- Meditate a 2nd time: Set a reminder. Don’t let yourself put it off (see “focus on getting started” above). Treat it as a lovely break in the middle of a busy day â€” it’s a treat to yourself, and so necessary when we’re constantly rushing. Try to carry some of that mindfulness beyond the meditation, into your evening.
- Notice bodily sensations: This is easy to forget, so the key is to keep remembering. Little cards around the house, or small objects, or other people, can be useful for reminding yourself. Eventually, you’ll remember more and more. This is a key training for bringing mindfulness to your entire life (and for all the advanced levels below this section). See the “review at the end of the day” in the advanced section below, as it applies here.
Mini-challenges 6-11 are the advanced levels … they’re not more important than the others, but it’s good to train yourself in the others before trying to take these on.
I’ll give general tips for all of these:
- Review at the end of each day, before you go to sleep. You’ll get better and better at this challenge if you spend a minute â€” as you get into bed and get ready to sleep â€” reviewing how your day went. This is key to all of the “all day” mini-challenges, so set a reminder around your bedtime.
- Be willing to be in discomfort. Many of these mini-challenges are not necessarily pleasant, though they’re not that painful either. Just a little uncomfortable. But what you feel is just sensation, even if the mind panics and complains about them and wants to exit. For example, if you feel frustration with someone, and you refrain from saying or doing anything (or even mentally complaining about them), you might drop into the body and notice the sensations of frustration … this isn’t pleasant. You want to get away from it. But it won’t kill you, and if you stay with the sensations, often the frustration will go away in a bit (not always). Relax your attitude toward these sensations â€” be gentle and even friendly toward them. It’ll change your relationship with your experience.
- Breathe deeply into the felt sense of the energy. When you’re feeling anger, sadness, overwhelm … and you refrain from indulging in your habitual patterns (maybe mentally complaining, maybe lashing out, maybe seeking comforts) … you’ll be left with an energy in your body. Again, it can be unpleasant. Just stay with this energy, and breath deeply into this felt sensation. Relax with it. Keep breathing deeply. Give it love.
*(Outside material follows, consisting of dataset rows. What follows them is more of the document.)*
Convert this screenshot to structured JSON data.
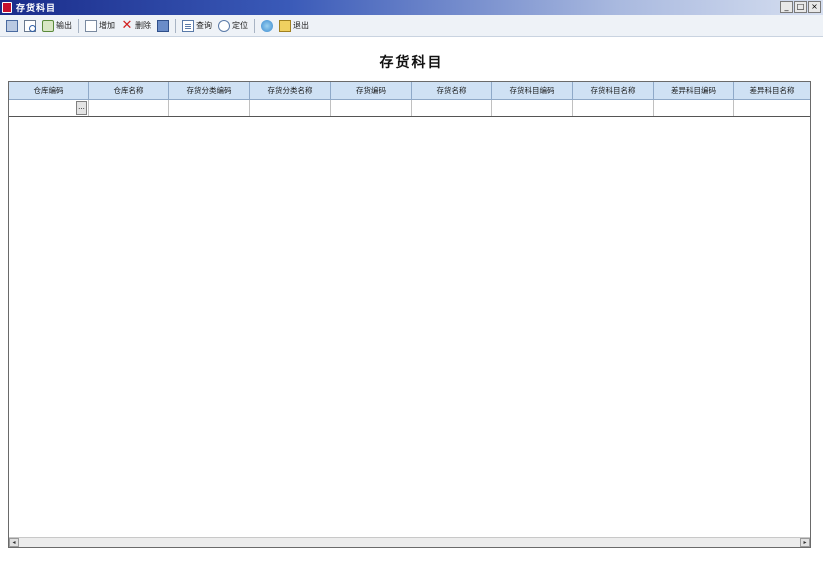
{
  "window": {
    "title": "存货科目",
    "buttons": {
      "minimize": "_",
      "maximize": "□",
      "close": "×"
    }
  },
  "toolbar": {
    "items": [
      {
        "name": "print",
        "label": "",
        "icon": "print-icon"
      },
      {
        "name": "preview",
        "label": "",
        "icon": "preview-icon"
      },
      {
        "name": "output",
        "label": "输出",
        "icon": "output-icon"
      },
      {
        "name": "add",
        "label": "增加",
        "icon": "new-document-icon"
      },
      {
        "name": "delete",
        "label": "删除",
        "icon": "delete-icon"
      },
      {
        "name": "save",
        "label": "",
        "icon": "save-icon"
      },
      {
        "name": "query",
        "label": "查询",
        "icon": "query-icon"
      },
      {
        "name": "locate",
        "label": "定位",
        "icon": "locate-icon"
      },
      {
        "name": "help",
        "label": "",
        "icon": "help-icon"
      },
      {
        "name": "exit",
        "label": "退出",
        "icon": "exit-icon"
      }
    ]
  },
  "page": {
    "title": "存货科目"
  },
  "grid": {
    "columns": [
      "仓库编码",
      "仓库名称",
      "存货分类编码",
      "存货分类名称",
      "存货编码",
      "存货名称",
      "存货科目编码",
      "存货科目名称",
      "差异科目编码",
      "差异科目名称"
    ],
    "row": {
      "lookup_button": "..."
    }
  },
  "scrollbar": {
    "left_arrow": "◂",
    "right_arrow": "▸"
  }
}
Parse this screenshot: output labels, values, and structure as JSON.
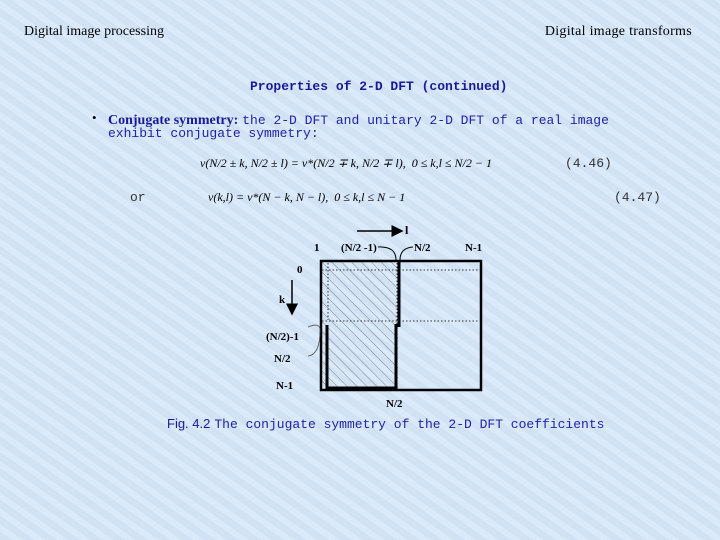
{
  "header": {
    "left": "Digital image processing",
    "right": "Digital image transforms"
  },
  "title": "Properties of 2-D DFT (continued)",
  "bullet": {
    "term": "Conjugate symmetry:",
    "text_line1": "the 2-D DFT and unitary 2-D DFT of a real image",
    "text_line2": "exhibit conjugate symmetry:"
  },
  "eq1": {
    "lhs": "v(N/2 ± k, N/2 ± l) = v*(N/2 ∓ k, N/2 ∓ l),",
    "cond": "0 ≤ k,l ≤ N/2 − 1",
    "number": "(4.46)"
  },
  "eq2": {
    "or": "or",
    "lhs": "v(k,l) = v*(N − k, N − l),",
    "cond": "0 ≤ k,l ≤ N − 1",
    "number": "(4.47)"
  },
  "figure": {
    "l_axis": "l",
    "k_axis": "k",
    "top_1": "1",
    "top_n2m1": "(N/2 -1)",
    "top_n2": "N/2",
    "top_nm1": "N-1",
    "left_0": "0",
    "left_n2m1": "(N/2)-1",
    "left_n2": "N/2",
    "left_nm1": "N-1",
    "bottom_n2": "N/2"
  },
  "caption": {
    "label": "Fig. 4.2",
    "text": "The conjugate symmetry of the 2-D DFT coefficients"
  }
}
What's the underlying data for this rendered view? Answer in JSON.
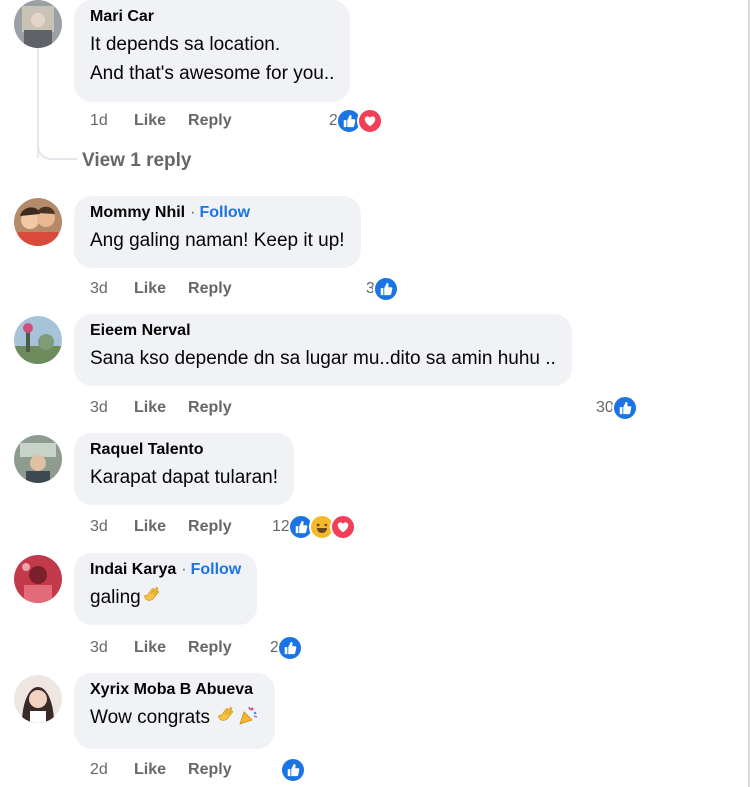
{
  "comments": [
    {
      "author": "Mari Car",
      "follow": "",
      "lines": [
        "It depends sa location.",
        "And that's awesome for you.."
      ],
      "time": "1d",
      "like_label": "Like",
      "reply_label": "Reply",
      "reaction_count": "2",
      "reactions": [
        "like-icon",
        "love-icon"
      ]
    },
    {
      "author": "Mommy Nhil",
      "follow": "Follow",
      "lines": [
        "Ang galing naman! Keep it up!"
      ],
      "time": "3d",
      "like_label": "Like",
      "reply_label": "Reply",
      "reaction_count": "3",
      "reactions": [
        "like-icon"
      ]
    },
    {
      "author": "Eieem Nerval",
      "follow": "",
      "lines": [
        "Sana kso depende dn sa lugar mu..dito sa amin huhu .."
      ],
      "time": "3d",
      "like_label": "Like",
      "reply_label": "Reply",
      "reaction_count": "30",
      "reactions": [
        "like-icon"
      ]
    },
    {
      "author": "Raquel Talento",
      "follow": "",
      "lines": [
        "Karapat dapat tularan!"
      ],
      "time": "3d",
      "like_label": "Like",
      "reply_label": "Reply",
      "reaction_count": "12",
      "reactions": [
        "like-icon",
        "haha-icon",
        "love-icon"
      ]
    },
    {
      "author": "Indai Karya",
      "follow": "Follow",
      "lines": [
        "galing"
      ],
      "time": "3d",
      "like_label": "Like",
      "reply_label": "Reply",
      "reaction_count": "2",
      "reactions": [
        "like-icon"
      ]
    },
    {
      "author": "Xyrix Moba B Abueva",
      "follow": "",
      "lines": [
        "Wow congrats "
      ],
      "time": "2d",
      "like_label": "Like",
      "reply_label": "Reply",
      "reaction_count": "",
      "reactions": [
        "like-icon"
      ]
    }
  ],
  "view_replies_label": "View 1 reply",
  "follow_dot": "·",
  "colors": {
    "bubble": "#f0f2f5",
    "meta_text": "#65676b",
    "follow_link": "#1a74e4",
    "like_reaction": "#1b74e4",
    "love_reaction": "#f33e58",
    "haha_reaction": "#f7b928"
  }
}
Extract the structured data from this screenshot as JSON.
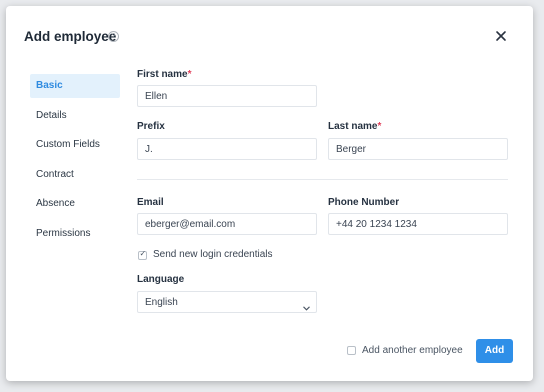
{
  "dialog": {
    "title": "Add employee",
    "help_icon": "question-circle-icon",
    "close_icon": "close-icon"
  },
  "nav": {
    "items": [
      {
        "label": "Basic",
        "active": true
      },
      {
        "label": "Details"
      },
      {
        "label": "Custom Fields"
      },
      {
        "label": "Contract"
      },
      {
        "label": "Absence"
      },
      {
        "label": "Permissions"
      }
    ]
  },
  "form": {
    "first_name": {
      "label": "First name",
      "required_mark": "*",
      "value": "Ellen"
    },
    "prefix": {
      "label": "Prefix",
      "value": "J."
    },
    "last_name": {
      "label": "Last name",
      "required_mark": "*",
      "value": "Berger"
    },
    "email": {
      "label": "Email",
      "value": "eberger@email.com"
    },
    "phone": {
      "label": "Phone Number",
      "value": "+44 20 1234 1234"
    },
    "send_credentials": {
      "label": "Send new login credentials",
      "checked": true
    },
    "language": {
      "label": "Language",
      "value": "English"
    }
  },
  "footer": {
    "add_another": {
      "label": "Add another employee",
      "checked": false
    },
    "add_button": "Add"
  },
  "colors": {
    "primary": "#2f8fe8",
    "nav_active_bg": "#e3f1fc",
    "required": "#e0405a"
  }
}
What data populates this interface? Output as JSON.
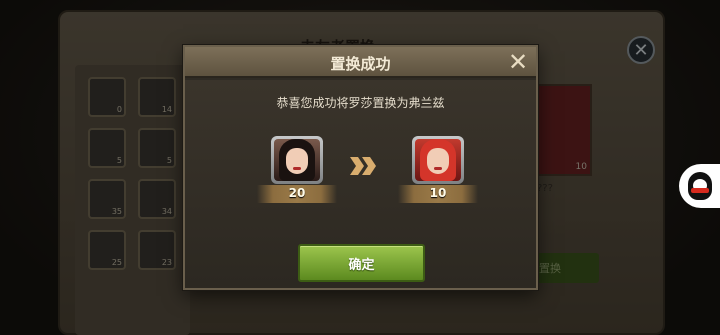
{
  "background": {
    "title": "未友者置换",
    "left_cards": [
      {
        "count": "0"
      },
      {
        "count": "14"
      },
      {
        "count": "5"
      },
      {
        "count": "5"
      },
      {
        "count": "35"
      },
      {
        "count": "34"
      },
      {
        "count": "25"
      },
      {
        "count": "23"
      }
    ],
    "right_card_count": "10",
    "right_card_caption": "???",
    "replace_button_label": "置换",
    "close_icon": "close-icon"
  },
  "dialog": {
    "title": "置换成功",
    "message": "恭喜您成功将罗莎置换为弗兰兹",
    "from_hero": {
      "count": "20"
    },
    "to_hero": {
      "count": "10"
    },
    "confirm_label": "确定"
  },
  "colors": {
    "confirm_green": "#7fae36",
    "header_brown": "#6f634c",
    "arrow_tan": "#d9ad6e"
  }
}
- Keep your heart open. These practices allow us to move closer to others, to ourselves, to our experience … instead of shutting our hearts down and creating more distance between ourselves and others. Instead of moving away, keep your heart open, don’t shut down, and move closer and closer to others.
More questions or problems? Ask me or others on Slack.